[Data section Boundary: Start]

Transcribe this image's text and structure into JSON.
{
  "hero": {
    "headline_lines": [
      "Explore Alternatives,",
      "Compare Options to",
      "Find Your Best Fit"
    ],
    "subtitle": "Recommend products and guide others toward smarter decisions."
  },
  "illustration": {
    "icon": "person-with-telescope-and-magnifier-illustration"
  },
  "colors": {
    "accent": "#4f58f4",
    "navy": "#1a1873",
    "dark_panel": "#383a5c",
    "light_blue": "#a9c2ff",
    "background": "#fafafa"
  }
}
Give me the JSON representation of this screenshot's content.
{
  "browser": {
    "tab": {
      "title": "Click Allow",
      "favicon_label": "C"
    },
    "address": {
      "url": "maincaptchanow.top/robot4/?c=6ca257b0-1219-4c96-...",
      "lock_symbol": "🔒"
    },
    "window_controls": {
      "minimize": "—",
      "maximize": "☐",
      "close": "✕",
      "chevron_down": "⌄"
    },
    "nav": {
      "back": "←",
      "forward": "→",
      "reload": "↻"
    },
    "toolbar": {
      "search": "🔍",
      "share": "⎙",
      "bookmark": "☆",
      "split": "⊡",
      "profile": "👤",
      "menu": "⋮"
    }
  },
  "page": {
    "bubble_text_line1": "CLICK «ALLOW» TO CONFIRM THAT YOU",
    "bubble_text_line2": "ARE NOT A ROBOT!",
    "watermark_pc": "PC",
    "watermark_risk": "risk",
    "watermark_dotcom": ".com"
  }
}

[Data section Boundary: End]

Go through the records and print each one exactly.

Transcribe this image's text and structure into JSON.
{
  "hero": {
    "headline_lines": [
      "Explore Alternatives,",
      "Compare Options to",
      "Find Your Best Fit"
    ],
    "subtitle": "Recommend products and guide others toward smarter decisions."
  },
  "illustration": {
    "icon": "person-with-telescope-and-magnifier-illustration"
  },
  "colors": {
    "accent": "#4f58f4",
    "navy": "#1a1873",
    "dark_panel": "#383a5c",
    "light_blue": "#a9c2ff",
    "background": "#fafafa"
  }
}
Give me the JSON representation of this screenshot's content.
{
  "browser": {
    "tab": {
      "title": "Click Allow",
      "favicon_label": "C"
    },
    "address": {
      "url": "maincaptchanow.top/robot4/?c=6ca257b0-1219-4c96-...",
      "lock_symbol": "🔒"
    },
    "window_controls": {
      "minimize": "—",
      "maximize": "☐",
      "close": "✕",
      "chevron_down": "⌄"
    },
    "nav": {
      "back": "←",
      "forward": "→",
      "reload": "↻"
    },
    "toolbar": {
      "search": "🔍",
      "share": "⎙",
      "bookmark": "☆",
      "split": "⊡",
      "profile": "👤",
      "menu": "⋮"
    }
  },
  "page": {
    "bubble_text_line1": "CLICK «ALLOW» TO CONFIRM THAT YOU",
    "bubble_text_line2": "ARE NOT A ROBOT!",
    "watermark_pc": "PC",
    "watermark_risk": "risk",
    "watermark_dotcom": ".com"
  }
}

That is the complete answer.